Sophisticated, successful Morpho APT group is after corporate data
Two reports published on Wednesday by Symantec and Kaspersky Lab detail the recent attacks executed by an unusual APT group they have dubbed Morpho and Wild Neutron.
The group was first spotted in 2013, when they successfully compromised Twitter, Apple , Facebook and Microsoft by using the watering hole technique and a Java zero-day exploit to deliver an OS X backdoor to the companies’ developers.
Since then, the group has hit 49 large corporations in over 20 countries.
“Aside from the four companies who have publicly acknowledged attacks, Symantec has identified five other large technology firms compromised by Morpho, primarily headquartered in the US. However, technology is not the only sector the group has focused on and Symantec has found evidence that Morpho has attacked three major European pharmaceutical firms,” the researchers explained.
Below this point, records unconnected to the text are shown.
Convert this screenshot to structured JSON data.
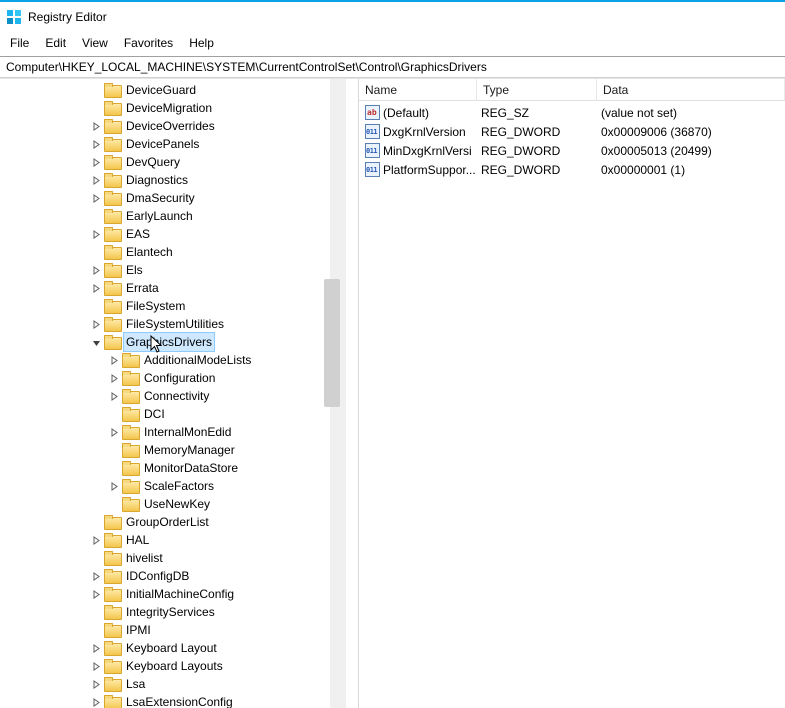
{
  "app": {
    "title": "Registry Editor"
  },
  "menu": {
    "file": "File",
    "edit": "Edit",
    "view": "View",
    "favorites": "Favorites",
    "help": "Help"
  },
  "address": "Computer\\HKEY_LOCAL_MACHINE\\SYSTEM\\CurrentControlSet\\Control\\GraphicsDrivers",
  "tree": {
    "level0": [
      {
        "label": "DeviceGuard",
        "expandable": false
      },
      {
        "label": "DeviceMigration",
        "expandable": false
      },
      {
        "label": "DeviceOverrides",
        "expandable": true
      },
      {
        "label": "DevicePanels",
        "expandable": true
      },
      {
        "label": "DevQuery",
        "expandable": true
      },
      {
        "label": "Diagnostics",
        "expandable": true
      },
      {
        "label": "DmaSecurity",
        "expandable": true
      },
      {
        "label": "EarlyLaunch",
        "expandable": false
      },
      {
        "label": "EAS",
        "expandable": true
      },
      {
        "label": "Elantech",
        "expandable": false
      },
      {
        "label": "Els",
        "expandable": true
      },
      {
        "label": "Errata",
        "expandable": true
      },
      {
        "label": "FileSystem",
        "expandable": false
      },
      {
        "label": "FileSystemUtilities",
        "expandable": true
      },
      {
        "label": "GraphicsDrivers",
        "expandable": true,
        "expanded": true,
        "selected": true
      }
    ],
    "gd_children": [
      {
        "label": "AdditionalModeLists",
        "expandable": true
      },
      {
        "label": "Configuration",
        "expandable": true
      },
      {
        "label": "Connectivity",
        "expandable": true
      },
      {
        "label": "DCI",
        "expandable": false
      },
      {
        "label": "InternalMonEdid",
        "expandable": true
      },
      {
        "label": "MemoryManager",
        "expandable": false
      },
      {
        "label": "MonitorDataStore",
        "expandable": false
      },
      {
        "label": "ScaleFactors",
        "expandable": true
      },
      {
        "label": "UseNewKey",
        "expandable": false
      }
    ],
    "level0b": [
      {
        "label": "GroupOrderList",
        "expandable": false
      },
      {
        "label": "HAL",
        "expandable": true
      },
      {
        "label": "hivelist",
        "expandable": false
      },
      {
        "label": "IDConfigDB",
        "expandable": true
      },
      {
        "label": "InitialMachineConfig",
        "expandable": true
      },
      {
        "label": "IntegrityServices",
        "expandable": false
      },
      {
        "label": "IPMI",
        "expandable": false
      },
      {
        "label": "Keyboard Layout",
        "expandable": true
      },
      {
        "label": "Keyboard Layouts",
        "expandable": true
      },
      {
        "label": "Lsa",
        "expandable": true
      },
      {
        "label": "LsaExtensionConfig",
        "expandable": true
      }
    ]
  },
  "list": {
    "headers": {
      "name": "Name",
      "type": "Type",
      "data": "Data"
    },
    "rows": [
      {
        "icon": "str",
        "name": "(Default)",
        "type": "REG_SZ",
        "data": "(value not set)"
      },
      {
        "icon": "bin",
        "name": "DxgKrnlVersion",
        "type": "REG_DWORD",
        "data": "0x00009006 (36870)"
      },
      {
        "icon": "bin",
        "name": "MinDxgKrnlVersi",
        "type": "REG_DWORD",
        "data": "0x00005013 (20499)"
      },
      {
        "icon": "bin",
        "name": "PlatformSuppor...",
        "type": "REG_DWORD",
        "data": "0x00000001 (1)"
      }
    ]
  }
}
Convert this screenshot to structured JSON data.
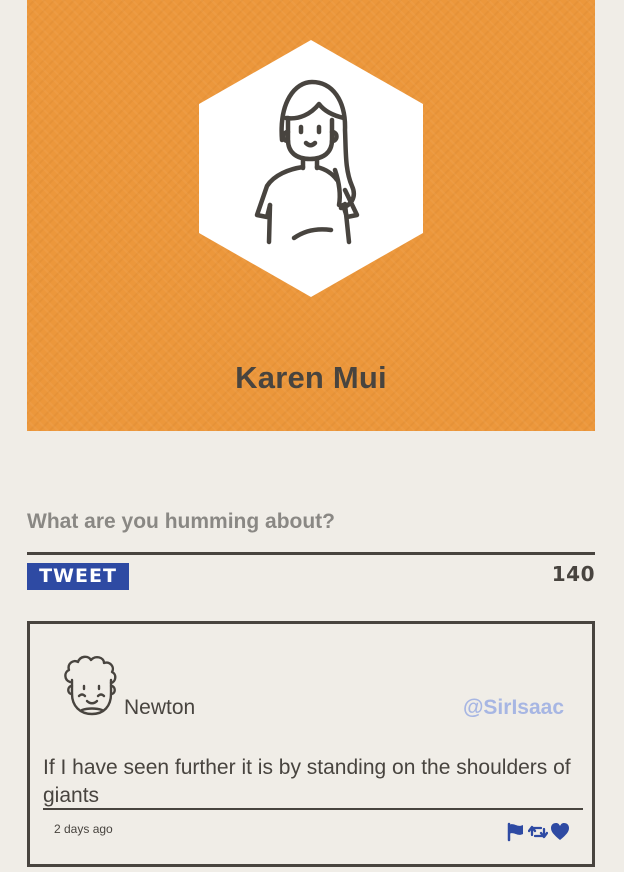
{
  "profile": {
    "name": "Karen Mui",
    "avatar_icon": "woman-avatar-icon",
    "card_color": "#ec973b"
  },
  "compose": {
    "placeholder": "What are you humming about?",
    "value": "",
    "button_label": "TWEET",
    "char_count": "140"
  },
  "tweet": {
    "avatar_icon": "man-curly-hair-avatar-icon",
    "author": "Newton",
    "handle": "@SirIsaac",
    "text": "If I have seen further it is by standing on the shoulders of giants",
    "time": "2 days ago",
    "actions": {
      "flag_icon": "flag-icon",
      "retweet_icon": "retweet-icon",
      "like_icon": "heart-icon"
    }
  },
  "colors": {
    "background": "#f0ede7",
    "accent_blue": "#2e4aa3",
    "handle_blue": "#a7b6e3",
    "text_dark": "#48443f"
  }
}
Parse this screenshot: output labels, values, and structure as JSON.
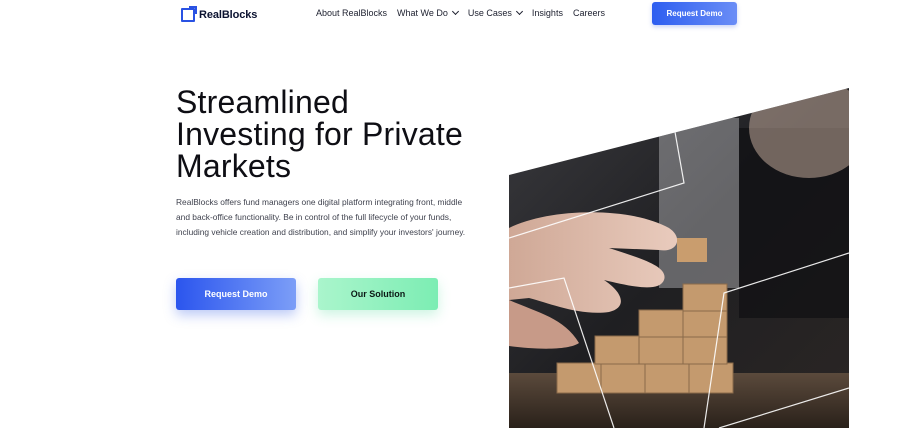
{
  "header": {
    "logo_text": "RealBlocks",
    "nav": [
      {
        "label": "About RealBlocks",
        "has_dropdown": false
      },
      {
        "label": "What We Do",
        "has_dropdown": true
      },
      {
        "label": "Use Cases",
        "has_dropdown": true
      },
      {
        "label": "Insights",
        "has_dropdown": false
      },
      {
        "label": "Careers",
        "has_dropdown": false
      }
    ],
    "cta_label": "Request Demo"
  },
  "hero": {
    "title_lines": [
      "Streamlined",
      "Investing for Private",
      "Markets"
    ],
    "description": "RealBlocks offers fund managers one digital platform integrating front, middle and back-office functionality. Be in control of the full lifecycle of your funds, including vehicle creation and distribution, and simplify your investors' journey.",
    "primary_button": "Request Demo",
    "secondary_button": "Our Solution"
  },
  "colors": {
    "brand_blue": "#2d5ef0",
    "mint": "#8ef0bf",
    "text_dark": "#0e0e14"
  }
}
“In the first attack, the attackers gained a foothold by first attacking a small European office belonging to one firm and using this infection to then move on to its US office and European headquarters. This template appeared to be followed in the two subsequent attacks on big pharma firms, with Morpho compromising computers in a number of regional offices before being discovered.”
The group has lately shown an interest in the commodities sector, attacking two major companies involved in gold and oil in late 2014, as well as a law firm that specializes in finance and natural resources specific to Central Asia.
Morpho is a cyber espionage group that is after confidential company information that can be monetized. They are not thought to be state-sponsored (even though they used zero-day exploits), but are either using the stolen information themselves, or are selling it to interested third parties. It’s also possible that they have been hired to perform these hacks by individuals or organizations interested in targeting those particular companies.
According to Symantec, the group has been operational since at least March 2012. Kaspersky Lab researchers say late 2011.
The group definitely knows what they are doing: they perform thorough reconnaissance before hitting their targets. They compromise companies’ email servers to intercept company emails, they attack enterprise content management systems in search for information, and have occasionally even managed to compromise the companies’ Physical Security Information Management (PSIM) systems.
They write their own malware tools: the aforementioned OS X backdoor (Pintsized) and its Windows version (Jiripbot), and their own hacking tools: event log parsing and editing tools, proxy tools, exfiltration tools, and so on.
According to Kaspersky Lab researchers, who have shared many technical details about the malware used by the group, Morpho is basing them on open source tools and leaked sources of other malware.
The use of zero-day exploits and stolen valid digital certificates indicates that the group is powerful, sophisticated and, above all, very careful. They never reuse email addresses when they register a C&C domain, and hosting providers are always paid with Bitcoins. They carefully scrub their digital tracks after they are done with a target.
Symantec researchers say that at least some of the gang – if not all – are English speakers, as their malware is documented in fluent English. They have apparently also been using expressions from English-speaking pop culture.